WORK TASK: Set the data down again, word for word, as it appears below.

——————————

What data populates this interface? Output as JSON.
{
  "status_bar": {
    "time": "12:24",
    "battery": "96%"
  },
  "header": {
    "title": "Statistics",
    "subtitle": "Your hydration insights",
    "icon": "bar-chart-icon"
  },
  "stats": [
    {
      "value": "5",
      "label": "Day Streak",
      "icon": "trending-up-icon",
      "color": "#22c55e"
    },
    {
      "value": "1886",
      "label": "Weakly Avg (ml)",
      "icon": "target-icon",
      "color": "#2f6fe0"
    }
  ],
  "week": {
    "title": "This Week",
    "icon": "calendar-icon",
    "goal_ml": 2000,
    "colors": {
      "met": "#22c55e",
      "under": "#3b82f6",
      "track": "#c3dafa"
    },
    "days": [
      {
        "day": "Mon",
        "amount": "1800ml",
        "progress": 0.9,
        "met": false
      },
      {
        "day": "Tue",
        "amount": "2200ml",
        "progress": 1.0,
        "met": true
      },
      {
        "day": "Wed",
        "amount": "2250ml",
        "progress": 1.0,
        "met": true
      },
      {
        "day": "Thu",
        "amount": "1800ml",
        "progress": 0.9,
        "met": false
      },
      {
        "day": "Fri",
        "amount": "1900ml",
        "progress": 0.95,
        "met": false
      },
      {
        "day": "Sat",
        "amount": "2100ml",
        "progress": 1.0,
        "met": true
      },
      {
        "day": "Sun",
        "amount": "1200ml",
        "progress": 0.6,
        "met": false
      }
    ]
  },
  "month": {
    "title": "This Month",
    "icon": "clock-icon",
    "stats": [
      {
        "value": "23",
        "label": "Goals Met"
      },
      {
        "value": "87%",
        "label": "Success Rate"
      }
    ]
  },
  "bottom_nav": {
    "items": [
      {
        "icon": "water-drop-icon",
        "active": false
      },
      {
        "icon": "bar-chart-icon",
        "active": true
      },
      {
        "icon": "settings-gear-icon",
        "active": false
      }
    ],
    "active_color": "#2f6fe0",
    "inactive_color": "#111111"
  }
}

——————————

REPLY TO THE EXERCISE:
What data populates this interface? Output as JSON.
{
  "status_bar": {
    "time": "12:24",
    "battery": "96%"
  },
  "header": {
    "title": "Statistics",
    "subtitle": "Your hydration insights",
    "icon": "bar-chart-icon"
  },
  "stats": [
    {
      "value": "5",
      "label": "Day Streak",
      "icon": "trending-up-icon",
      "color": "#22c55e"
    },
    {
      "value": "1886",
      "label": "Weakly Avg (ml)",
      "icon": "target-icon",
      "color": "#2f6fe0"
    }
  ],
  "week": {
    "title": "This Week",
    "icon": "calendar-icon",
    "goal_ml": 2000,
    "colors": {
      "met": "#22c55e",
      "under": "#3b82f6",
      "track": "#c3dafa"
    },
    "days": [
      {
        "day": "Mon",
        "amount": "1800ml",
        "progress": 0.9,
        "met": false
      },
      {
        "day": "Tue",
        "amount": "2200ml",
        "progress": 1.0,
        "met": true
      },
      {
        "day": "Wed",
        "amount": "2250ml",
        "progress": 1.0,
        "met": true
      },
      {
        "day": "Thu",
        "amount": "1800ml",
        "progress": 0.9,
        "met": false
      },
      {
        "day": "Fri",
        "amount": "1900ml",
        "progress": 0.95,
        "met": false
      },
      {
        "day": "Sat",
        "amount": "2100ml",
        "progress": 1.0,
        "met": true
      },
      {
        "day": "Sun",
        "amount": "1200ml",
        "progress": 0.6,
        "met": false
      }
    ]
  },
  "month": {
    "title": "This Month",
    "icon": "clock-icon",
    "stats": [
      {
        "value": "23",
        "label": "Goals Met"
      },
      {
        "value": "87%",
        "label": "Success Rate"
      }
    ]
  },
  "bottom_nav": {
    "items": [
      {
        "icon": "water-drop-icon",
        "active": false
      },
      {
        "icon": "bar-chart-icon",
        "active": true
      },
      {
        "icon": "settings-gear-icon",
        "active": false
      }
    ],
    "active_color": "#2f6fe0",
    "inactive_color": "#111111"
  }
}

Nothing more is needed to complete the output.